Next, use this as an opportunity to reach out to your customers in the region. Print out a list of your customers in these areas and have your sales and A/R teams work together to call them. Get a feel for how they were impacted by the hurricane and let it guide your decision on seeking payment. Find out from them what they feel the effects might be on their business, cash flow, and future in general. Make sure they are accepting new shipments and will pay according to terms. We find taking a more nuanced approach, looking for understanding rather than using traditional collection methods, will elicit more information about the potential collectability of the receivable in question. Use that as a guide for how much you’re willing to work with a customer.
Understand there will likely be some write offs and bad debt. Use the call noted above to come up with a list of customers likely to pay, those that will need assistance of some kind, and those that likely will end up as a write off (or waiting/hoping for an insurance claim to come in to pay the invoice). The aggressiveness in which you collect these 3 different groups of invoices/customers should be discussed internally and acted upon in agreement. Many of these customers will appreciate you working with them and could strengthen your future relationship. Your help in getting them get back on their feet as best you can could allow for a more lasting business partnership.

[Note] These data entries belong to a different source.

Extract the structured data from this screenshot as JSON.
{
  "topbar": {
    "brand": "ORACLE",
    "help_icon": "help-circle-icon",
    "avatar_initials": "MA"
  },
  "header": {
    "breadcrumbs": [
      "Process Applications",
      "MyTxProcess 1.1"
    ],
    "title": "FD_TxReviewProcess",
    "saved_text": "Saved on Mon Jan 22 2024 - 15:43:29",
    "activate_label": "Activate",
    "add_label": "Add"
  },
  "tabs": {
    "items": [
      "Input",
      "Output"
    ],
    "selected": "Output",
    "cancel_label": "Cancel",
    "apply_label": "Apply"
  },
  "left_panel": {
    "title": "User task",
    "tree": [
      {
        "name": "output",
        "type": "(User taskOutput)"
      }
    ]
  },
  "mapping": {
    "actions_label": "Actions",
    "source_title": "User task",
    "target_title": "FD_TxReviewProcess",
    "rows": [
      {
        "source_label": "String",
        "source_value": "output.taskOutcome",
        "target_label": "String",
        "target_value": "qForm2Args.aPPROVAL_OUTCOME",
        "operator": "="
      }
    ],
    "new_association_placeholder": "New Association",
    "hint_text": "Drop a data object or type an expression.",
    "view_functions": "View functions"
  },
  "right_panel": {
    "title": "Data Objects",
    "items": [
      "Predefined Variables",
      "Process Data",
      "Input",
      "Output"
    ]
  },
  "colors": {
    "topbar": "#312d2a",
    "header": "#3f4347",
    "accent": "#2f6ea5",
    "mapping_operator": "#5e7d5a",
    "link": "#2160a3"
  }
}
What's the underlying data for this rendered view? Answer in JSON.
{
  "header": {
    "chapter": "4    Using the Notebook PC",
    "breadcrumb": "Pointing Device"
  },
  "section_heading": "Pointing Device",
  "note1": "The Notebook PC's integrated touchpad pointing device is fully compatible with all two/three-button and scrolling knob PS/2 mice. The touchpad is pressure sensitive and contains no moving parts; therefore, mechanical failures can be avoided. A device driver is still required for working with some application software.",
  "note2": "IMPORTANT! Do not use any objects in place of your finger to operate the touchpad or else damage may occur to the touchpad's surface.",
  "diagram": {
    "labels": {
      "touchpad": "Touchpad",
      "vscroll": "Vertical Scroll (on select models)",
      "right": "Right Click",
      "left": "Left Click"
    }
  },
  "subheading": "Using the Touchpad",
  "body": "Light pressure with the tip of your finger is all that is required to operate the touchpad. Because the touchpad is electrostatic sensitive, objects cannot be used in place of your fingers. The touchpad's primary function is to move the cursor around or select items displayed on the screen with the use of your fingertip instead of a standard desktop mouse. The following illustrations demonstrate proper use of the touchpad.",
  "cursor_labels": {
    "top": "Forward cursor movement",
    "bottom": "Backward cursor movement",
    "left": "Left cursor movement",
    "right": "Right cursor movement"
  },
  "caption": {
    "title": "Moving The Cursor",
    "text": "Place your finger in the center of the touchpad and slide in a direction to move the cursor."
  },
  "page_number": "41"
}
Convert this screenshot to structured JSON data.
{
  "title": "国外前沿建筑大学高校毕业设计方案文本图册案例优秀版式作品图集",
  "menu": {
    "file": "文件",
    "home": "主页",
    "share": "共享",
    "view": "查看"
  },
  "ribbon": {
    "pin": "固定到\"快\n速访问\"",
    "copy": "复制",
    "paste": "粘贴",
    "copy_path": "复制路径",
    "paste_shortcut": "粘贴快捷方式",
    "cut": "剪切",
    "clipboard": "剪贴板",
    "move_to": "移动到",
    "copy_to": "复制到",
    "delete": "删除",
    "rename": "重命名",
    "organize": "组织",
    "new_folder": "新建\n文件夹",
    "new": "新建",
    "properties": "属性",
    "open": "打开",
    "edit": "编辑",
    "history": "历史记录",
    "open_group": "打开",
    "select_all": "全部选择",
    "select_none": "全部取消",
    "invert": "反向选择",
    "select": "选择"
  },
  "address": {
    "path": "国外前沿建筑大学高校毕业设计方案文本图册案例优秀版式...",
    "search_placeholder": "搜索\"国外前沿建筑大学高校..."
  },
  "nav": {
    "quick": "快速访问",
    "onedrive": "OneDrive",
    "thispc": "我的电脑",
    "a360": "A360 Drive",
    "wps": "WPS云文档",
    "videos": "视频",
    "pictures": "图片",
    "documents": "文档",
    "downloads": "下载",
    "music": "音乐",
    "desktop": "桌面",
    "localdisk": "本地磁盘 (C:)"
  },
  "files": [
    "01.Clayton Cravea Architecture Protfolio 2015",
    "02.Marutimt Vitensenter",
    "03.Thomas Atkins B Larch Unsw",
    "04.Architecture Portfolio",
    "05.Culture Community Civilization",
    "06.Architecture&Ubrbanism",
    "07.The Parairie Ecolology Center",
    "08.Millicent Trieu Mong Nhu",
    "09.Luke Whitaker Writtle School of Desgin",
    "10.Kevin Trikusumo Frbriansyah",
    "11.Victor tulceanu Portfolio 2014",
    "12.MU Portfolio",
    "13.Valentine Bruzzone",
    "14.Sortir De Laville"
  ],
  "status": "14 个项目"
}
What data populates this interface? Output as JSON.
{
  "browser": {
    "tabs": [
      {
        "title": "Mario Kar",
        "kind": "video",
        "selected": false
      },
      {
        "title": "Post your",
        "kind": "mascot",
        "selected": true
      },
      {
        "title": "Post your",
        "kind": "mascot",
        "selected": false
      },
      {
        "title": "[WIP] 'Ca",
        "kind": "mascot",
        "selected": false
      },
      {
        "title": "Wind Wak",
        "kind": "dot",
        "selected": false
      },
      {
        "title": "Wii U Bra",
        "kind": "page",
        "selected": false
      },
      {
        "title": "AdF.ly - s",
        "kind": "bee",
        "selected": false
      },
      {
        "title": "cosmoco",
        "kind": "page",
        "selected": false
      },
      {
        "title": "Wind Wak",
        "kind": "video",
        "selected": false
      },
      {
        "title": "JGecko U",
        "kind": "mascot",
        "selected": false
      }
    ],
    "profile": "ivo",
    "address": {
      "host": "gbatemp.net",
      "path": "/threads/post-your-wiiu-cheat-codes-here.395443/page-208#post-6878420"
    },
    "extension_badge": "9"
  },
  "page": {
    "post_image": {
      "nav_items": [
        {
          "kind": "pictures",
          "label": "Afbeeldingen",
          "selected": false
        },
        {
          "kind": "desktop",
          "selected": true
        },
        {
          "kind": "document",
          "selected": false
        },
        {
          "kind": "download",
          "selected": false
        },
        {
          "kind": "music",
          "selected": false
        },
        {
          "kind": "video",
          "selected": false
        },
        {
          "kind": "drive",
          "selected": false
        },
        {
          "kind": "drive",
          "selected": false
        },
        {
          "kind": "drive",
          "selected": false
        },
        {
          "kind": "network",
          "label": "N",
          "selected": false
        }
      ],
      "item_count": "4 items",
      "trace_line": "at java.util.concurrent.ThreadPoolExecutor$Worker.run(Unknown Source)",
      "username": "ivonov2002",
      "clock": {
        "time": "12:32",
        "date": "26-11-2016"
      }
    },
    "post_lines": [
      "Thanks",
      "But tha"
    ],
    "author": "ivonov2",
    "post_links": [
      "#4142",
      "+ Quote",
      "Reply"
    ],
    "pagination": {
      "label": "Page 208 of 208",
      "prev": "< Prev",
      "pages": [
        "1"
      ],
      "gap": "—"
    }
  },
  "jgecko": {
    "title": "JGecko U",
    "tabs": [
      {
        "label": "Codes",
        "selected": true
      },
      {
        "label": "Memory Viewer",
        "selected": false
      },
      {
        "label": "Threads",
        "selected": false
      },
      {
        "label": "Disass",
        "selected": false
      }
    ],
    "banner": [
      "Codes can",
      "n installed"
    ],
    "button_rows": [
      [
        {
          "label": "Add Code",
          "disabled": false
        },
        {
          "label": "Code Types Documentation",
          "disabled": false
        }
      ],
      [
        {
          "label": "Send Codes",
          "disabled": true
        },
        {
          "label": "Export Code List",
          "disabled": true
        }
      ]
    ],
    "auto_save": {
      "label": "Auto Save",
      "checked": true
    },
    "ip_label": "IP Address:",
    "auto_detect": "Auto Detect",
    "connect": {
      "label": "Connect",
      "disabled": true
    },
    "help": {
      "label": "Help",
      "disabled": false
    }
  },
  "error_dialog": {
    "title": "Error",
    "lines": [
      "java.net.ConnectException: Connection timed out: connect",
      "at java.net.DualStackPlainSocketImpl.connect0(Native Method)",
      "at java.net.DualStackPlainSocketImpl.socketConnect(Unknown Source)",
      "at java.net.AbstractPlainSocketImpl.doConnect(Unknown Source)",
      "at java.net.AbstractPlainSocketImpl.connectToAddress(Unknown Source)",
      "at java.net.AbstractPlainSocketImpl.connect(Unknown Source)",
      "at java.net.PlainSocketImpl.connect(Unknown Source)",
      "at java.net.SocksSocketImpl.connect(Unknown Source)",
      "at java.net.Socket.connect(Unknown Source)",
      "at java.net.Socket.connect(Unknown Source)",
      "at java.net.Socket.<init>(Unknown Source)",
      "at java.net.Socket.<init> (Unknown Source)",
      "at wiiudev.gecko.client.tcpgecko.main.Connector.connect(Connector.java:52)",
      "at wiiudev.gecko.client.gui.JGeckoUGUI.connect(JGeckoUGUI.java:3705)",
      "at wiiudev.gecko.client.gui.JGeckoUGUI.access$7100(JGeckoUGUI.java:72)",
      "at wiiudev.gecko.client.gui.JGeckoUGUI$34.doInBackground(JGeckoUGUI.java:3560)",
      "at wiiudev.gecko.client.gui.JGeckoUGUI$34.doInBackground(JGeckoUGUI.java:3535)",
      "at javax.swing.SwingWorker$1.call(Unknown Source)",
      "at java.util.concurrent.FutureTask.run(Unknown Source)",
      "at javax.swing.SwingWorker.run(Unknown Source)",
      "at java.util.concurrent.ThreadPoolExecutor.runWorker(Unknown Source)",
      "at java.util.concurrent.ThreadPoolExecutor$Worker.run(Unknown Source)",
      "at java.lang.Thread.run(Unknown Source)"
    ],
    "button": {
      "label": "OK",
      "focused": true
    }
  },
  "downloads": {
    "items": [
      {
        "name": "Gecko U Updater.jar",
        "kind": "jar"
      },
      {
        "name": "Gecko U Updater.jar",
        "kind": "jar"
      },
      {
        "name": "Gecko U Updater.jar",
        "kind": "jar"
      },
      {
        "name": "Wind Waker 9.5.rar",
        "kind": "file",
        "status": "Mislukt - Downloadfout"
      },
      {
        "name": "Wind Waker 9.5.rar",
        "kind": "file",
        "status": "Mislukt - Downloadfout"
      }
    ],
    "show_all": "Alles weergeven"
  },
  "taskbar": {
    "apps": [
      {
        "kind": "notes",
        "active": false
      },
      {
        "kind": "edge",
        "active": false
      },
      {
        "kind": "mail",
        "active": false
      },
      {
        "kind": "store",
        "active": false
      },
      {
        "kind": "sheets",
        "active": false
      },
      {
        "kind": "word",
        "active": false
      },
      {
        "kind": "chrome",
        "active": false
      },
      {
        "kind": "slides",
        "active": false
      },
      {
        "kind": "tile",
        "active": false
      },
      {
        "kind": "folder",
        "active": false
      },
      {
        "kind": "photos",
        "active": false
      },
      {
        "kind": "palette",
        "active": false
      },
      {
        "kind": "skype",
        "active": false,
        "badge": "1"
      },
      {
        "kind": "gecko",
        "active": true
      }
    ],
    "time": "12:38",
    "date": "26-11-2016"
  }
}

Based on our experience, when you find a customer that has had such damage to warrant an insurance claim, your receivable will be difficult to collect. If you are not a large business critical partner to the company, it’s unlikely there will be full repayment. Additionally, we have found the claim resolution process to be rather time consuming and difficult to track. You won’t be the most important person to them at the current moment. They’ll be focused on getting re-opened to generate revenue to pay vendors like you and unlikely to take the time to give you a status update, no matter how nicely you ask.
The final question of when to start shipping again to customers in the region will need to be made on a case by case basis. Don’t assume a UPS is delivering and the store is open. Make sure the customer still needs, wants, and can pay for the product. If you have concerns, ask if they are willing to prepay for the order.
Lastly, always use your judgment. Your business success depends on it and this situation is no different. It’s unfortunate, but there are always companies that are willing to take advantage. Always ask questions and if you have concerns, get more information. You can ask for a copy of their insurance claim or police report, if applicable. Alternatively, you may want to try to get something in writing and signed regarding the details.